◆ Exercise directions ◆
Entries follow. Return each line that contains the word "with".

◆ Raw data ◆
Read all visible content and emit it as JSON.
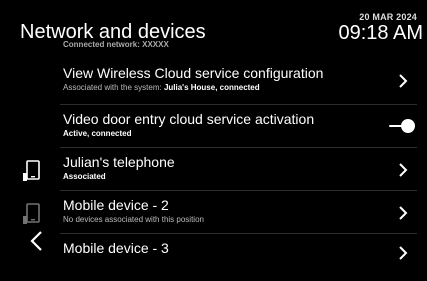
{
  "header": {
    "title": "Network and devices",
    "date": "20 MAR 2024",
    "time": "09:18 AM",
    "peek_text": "Connected network: XXXXX"
  },
  "rows": [
    {
      "label": "View Wireless Cloud service configuration",
      "sub_prefix": "Associated with the system: ",
      "sub_value": "Julia's House, connected",
      "control": "chevron-right-icon"
    },
    {
      "label": "Video door entry cloud service activation",
      "sub": "Active, connected",
      "control": "toggle-on"
    },
    {
      "label": "Julian's telephone",
      "sub": "Associated",
      "icon": "mobile-phone-icon",
      "control": "chevron-right-icon"
    },
    {
      "label": "Mobile device - 2",
      "sub": "No devices associated with this position",
      "icon": "mobile-phone-icon",
      "control": "chevron-right-icon"
    },
    {
      "label": "Mobile device - 3",
      "control": "chevron-right-icon"
    }
  ],
  "colors": {
    "background": "#000000",
    "text": "#ffffff",
    "muted": "#bbbbbb",
    "divider": "#2c2c2c"
  }
}
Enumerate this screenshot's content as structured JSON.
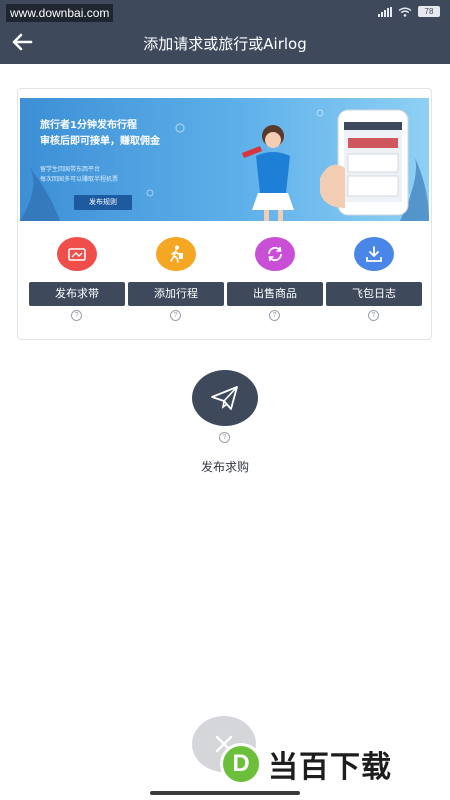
{
  "status_bar": {
    "watermark": "www.downbai.com",
    "battery": "78"
  },
  "header": {
    "title": "添加请求或旅行或Airlog"
  },
  "banner": {
    "line1": "旅行者1分钟发布行程",
    "line2": "审核后即可接单，赚取佣金",
    "line3": "留学生回国带东西平台",
    "line4": "每次回国多可以赚取半程机票",
    "button": "发布规则"
  },
  "features": [
    {
      "label": "发布求带",
      "icon": "gift-icon",
      "color": "#f04e4a"
    },
    {
      "label": "添加行程",
      "icon": "walker-icon",
      "color": "#f5a623"
    },
    {
      "label": "出售商品",
      "icon": "refresh-icon",
      "color": "#c94fd6"
    },
    {
      "label": "飞包日志",
      "icon": "download-icon",
      "color": "#4a86e8"
    }
  ],
  "help_glyph": "?",
  "publish": {
    "label": "发布求购",
    "icon": "paper-plane-icon"
  },
  "bottom_watermark": {
    "logo_letter": "D",
    "text": "当百下载"
  },
  "colors": {
    "header": "#3e4a5c",
    "accent": "#3e4a5c"
  }
}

◆ Task solution ◆
      "sub_prefix": "Associated with the system: ",
      "sub": "No devices associated with this position",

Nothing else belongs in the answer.